AS WE FORGIVE by Barbara Neil (St. Martin’s: $15.95). When a not too attractive, not too interesting young woman, Lydia, begins a love affair with her childhood friend’s rich father, Ben, many plot possibilities occur to the reader of this novel. Certainly, Lydia is trying to become a part of her beautiful friend Nathalie’s family, as she so wanted to when she was a child. And she is finally able to compete with Nathalie for Ben’s attention. Check: Both of these are made clear through the use of flashback. Ben would rather be having an affair with his own daughter, Nathalie, but Lydia will do as a surrogate. Check again: Ben’s fascination with his own daughter threatens Lydia’s growing love for him when Nathalie returns, compliments of a meddlesome friend of Ben. Because of incestuous desires, something lethal must happen. Of course.
This is not to suggest that plot is all there is to a novel. But the writing style here is as stodgy as the plotting, the prose graceless, the attempts at point of view experimentation unbelievable. Barbara Neil loses us completely when she attempts to give us some notion of what’s going on in Ben’s head, and it’s all run-on sentences that explain things we already know, or guess.

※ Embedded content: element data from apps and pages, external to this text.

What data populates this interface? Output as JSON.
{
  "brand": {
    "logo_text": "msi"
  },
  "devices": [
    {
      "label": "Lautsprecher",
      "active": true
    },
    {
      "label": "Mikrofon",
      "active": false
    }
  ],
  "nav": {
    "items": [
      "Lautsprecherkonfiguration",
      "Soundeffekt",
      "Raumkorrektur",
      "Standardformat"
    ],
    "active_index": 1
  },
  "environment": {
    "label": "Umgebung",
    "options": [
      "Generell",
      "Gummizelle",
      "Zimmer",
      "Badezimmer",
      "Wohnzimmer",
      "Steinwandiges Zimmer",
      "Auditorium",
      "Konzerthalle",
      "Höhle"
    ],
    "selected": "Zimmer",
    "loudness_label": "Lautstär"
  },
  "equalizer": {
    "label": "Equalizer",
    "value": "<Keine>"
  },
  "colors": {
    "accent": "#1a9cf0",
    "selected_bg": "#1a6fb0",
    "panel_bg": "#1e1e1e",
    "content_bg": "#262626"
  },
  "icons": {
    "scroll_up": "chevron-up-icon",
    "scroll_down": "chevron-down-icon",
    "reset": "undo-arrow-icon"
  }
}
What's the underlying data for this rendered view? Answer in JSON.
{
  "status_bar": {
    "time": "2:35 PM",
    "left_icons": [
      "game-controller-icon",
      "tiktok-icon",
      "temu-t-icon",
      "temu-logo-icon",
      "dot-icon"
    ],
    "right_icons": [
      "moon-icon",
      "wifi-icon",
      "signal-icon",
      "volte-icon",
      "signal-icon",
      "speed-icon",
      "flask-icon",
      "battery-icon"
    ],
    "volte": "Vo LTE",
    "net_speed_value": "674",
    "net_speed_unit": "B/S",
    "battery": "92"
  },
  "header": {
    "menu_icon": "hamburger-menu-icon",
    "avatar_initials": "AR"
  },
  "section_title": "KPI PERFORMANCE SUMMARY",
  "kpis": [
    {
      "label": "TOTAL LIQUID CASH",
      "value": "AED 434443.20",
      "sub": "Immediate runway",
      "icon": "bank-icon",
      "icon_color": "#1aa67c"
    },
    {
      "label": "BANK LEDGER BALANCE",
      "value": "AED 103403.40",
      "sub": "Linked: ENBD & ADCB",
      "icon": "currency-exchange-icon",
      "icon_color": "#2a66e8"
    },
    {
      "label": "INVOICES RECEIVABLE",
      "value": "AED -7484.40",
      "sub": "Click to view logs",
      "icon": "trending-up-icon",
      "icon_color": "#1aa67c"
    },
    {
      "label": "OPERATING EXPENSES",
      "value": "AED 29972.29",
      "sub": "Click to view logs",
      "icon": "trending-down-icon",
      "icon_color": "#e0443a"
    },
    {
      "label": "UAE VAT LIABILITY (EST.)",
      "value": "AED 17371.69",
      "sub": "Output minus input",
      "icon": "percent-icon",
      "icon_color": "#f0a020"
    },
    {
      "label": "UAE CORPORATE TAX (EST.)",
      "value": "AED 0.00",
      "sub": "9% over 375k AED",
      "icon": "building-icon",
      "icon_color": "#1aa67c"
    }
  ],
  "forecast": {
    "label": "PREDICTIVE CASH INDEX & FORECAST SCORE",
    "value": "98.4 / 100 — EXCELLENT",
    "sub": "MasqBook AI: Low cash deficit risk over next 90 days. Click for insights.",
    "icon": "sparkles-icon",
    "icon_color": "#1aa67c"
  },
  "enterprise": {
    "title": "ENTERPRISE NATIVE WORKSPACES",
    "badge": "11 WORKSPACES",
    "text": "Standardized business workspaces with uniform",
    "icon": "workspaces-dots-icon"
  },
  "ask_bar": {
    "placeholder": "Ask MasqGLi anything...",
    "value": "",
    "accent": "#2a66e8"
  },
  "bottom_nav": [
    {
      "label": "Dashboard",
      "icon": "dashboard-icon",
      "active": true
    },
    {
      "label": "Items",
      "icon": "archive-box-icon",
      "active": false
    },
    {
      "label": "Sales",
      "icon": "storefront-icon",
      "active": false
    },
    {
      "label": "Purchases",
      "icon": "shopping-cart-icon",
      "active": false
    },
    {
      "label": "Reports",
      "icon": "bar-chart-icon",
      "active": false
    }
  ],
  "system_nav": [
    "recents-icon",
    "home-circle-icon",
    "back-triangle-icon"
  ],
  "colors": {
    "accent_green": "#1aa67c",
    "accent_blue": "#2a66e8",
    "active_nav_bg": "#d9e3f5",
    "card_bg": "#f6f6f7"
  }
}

Characterization, too, is problematic. Lydia is so low-key that she seems near-catatonic, and aside from that, she’s just plain dull. One gets the feeling that this is a crafty soap opera, trying to escape its genre by removing all the gloss and fever from it. But, as television has discovered, the really interesting parts of soap opera are the gloss and fever, wardrobes, cat fights, hysteria. “As We Forgive” is a depressed soap opera, in desperate need of some surprises.